[Task brief] Only the lines holding the string "this" are needed; copy each of them from the data.

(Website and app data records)
/---
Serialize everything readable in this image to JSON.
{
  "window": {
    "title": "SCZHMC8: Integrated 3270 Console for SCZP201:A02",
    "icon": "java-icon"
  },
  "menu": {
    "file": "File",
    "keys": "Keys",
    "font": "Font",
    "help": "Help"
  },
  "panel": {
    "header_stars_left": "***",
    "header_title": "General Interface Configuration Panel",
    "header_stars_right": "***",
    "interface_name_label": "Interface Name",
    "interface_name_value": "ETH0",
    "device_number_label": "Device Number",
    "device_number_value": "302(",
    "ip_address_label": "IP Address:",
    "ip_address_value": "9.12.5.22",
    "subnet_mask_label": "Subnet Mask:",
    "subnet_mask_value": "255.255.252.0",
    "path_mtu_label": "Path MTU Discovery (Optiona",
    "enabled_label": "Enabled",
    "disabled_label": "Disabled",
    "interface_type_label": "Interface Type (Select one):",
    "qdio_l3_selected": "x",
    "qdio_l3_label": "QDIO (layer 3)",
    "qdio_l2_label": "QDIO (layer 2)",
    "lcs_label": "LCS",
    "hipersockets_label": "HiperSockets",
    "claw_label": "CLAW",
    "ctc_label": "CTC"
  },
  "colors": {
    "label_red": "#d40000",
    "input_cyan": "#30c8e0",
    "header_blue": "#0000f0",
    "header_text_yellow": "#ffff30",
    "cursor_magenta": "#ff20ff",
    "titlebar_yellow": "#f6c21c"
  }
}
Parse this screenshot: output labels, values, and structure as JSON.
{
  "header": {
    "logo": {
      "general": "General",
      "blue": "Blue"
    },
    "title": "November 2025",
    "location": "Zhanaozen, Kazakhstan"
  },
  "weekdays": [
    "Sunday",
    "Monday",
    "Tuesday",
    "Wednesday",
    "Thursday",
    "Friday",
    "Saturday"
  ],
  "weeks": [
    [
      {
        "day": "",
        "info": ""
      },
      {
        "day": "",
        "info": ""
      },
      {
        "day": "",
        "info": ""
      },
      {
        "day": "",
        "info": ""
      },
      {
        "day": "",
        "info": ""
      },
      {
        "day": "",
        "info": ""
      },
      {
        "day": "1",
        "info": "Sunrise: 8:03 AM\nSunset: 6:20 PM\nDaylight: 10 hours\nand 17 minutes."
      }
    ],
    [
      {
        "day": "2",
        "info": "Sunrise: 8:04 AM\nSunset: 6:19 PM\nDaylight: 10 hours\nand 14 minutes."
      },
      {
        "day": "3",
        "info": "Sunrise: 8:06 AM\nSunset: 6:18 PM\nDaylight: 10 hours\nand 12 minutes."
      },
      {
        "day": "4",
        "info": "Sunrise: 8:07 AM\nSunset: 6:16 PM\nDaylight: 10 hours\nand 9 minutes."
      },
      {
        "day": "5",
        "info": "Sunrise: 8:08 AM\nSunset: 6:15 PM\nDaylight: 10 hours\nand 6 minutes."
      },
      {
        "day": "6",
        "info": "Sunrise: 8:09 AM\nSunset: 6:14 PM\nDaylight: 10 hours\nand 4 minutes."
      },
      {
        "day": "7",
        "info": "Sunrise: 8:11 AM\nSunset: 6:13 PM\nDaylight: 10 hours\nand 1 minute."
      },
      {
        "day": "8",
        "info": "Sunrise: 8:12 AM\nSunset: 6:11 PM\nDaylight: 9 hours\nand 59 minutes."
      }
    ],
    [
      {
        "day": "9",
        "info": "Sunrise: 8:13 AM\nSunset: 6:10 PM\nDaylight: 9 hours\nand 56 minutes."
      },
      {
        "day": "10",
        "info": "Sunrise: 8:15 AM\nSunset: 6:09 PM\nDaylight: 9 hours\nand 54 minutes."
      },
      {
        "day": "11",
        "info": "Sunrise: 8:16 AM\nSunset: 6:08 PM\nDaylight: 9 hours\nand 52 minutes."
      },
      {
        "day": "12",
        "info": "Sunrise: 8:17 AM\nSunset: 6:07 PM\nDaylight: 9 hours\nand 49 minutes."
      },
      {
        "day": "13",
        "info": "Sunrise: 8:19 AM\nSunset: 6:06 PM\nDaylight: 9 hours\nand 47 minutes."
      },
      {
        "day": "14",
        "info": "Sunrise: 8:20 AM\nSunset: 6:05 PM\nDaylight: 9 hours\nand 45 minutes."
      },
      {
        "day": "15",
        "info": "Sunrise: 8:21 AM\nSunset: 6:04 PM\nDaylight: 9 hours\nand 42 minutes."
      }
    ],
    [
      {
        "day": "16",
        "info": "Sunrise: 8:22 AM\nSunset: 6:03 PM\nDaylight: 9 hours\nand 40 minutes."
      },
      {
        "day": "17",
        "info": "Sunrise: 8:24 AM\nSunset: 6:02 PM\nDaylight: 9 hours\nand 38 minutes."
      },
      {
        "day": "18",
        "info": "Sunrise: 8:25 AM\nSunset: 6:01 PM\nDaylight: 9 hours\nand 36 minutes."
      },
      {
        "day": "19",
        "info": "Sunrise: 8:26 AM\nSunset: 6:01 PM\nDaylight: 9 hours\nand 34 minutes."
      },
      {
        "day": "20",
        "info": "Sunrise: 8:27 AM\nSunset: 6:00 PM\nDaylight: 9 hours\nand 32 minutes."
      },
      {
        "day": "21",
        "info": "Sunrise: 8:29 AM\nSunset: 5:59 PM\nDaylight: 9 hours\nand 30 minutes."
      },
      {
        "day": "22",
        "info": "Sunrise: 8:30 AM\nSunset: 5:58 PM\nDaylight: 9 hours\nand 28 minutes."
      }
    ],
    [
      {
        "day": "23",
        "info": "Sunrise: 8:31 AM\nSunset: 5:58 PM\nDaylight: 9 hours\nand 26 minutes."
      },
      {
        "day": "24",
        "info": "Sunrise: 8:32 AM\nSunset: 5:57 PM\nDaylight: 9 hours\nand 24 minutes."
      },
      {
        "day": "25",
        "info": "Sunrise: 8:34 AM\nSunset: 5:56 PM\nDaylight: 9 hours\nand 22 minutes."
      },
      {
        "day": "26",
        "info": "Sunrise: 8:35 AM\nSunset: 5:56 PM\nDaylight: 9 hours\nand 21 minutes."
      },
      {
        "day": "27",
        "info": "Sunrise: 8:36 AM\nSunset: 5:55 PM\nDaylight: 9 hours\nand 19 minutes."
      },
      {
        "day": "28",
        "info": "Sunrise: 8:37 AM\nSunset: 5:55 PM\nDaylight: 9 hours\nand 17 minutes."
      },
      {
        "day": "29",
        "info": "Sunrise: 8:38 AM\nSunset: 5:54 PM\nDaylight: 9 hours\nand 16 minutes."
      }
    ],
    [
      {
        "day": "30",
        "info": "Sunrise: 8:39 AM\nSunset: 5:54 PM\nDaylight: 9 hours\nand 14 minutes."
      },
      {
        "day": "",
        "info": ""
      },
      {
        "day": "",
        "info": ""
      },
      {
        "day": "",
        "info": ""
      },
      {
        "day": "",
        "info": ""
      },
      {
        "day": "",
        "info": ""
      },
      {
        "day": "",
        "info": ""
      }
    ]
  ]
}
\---
[Answer space]
Serialize everything readable in this image to JSON.
Parse this screenshot: output labels, values, and structure as JSON.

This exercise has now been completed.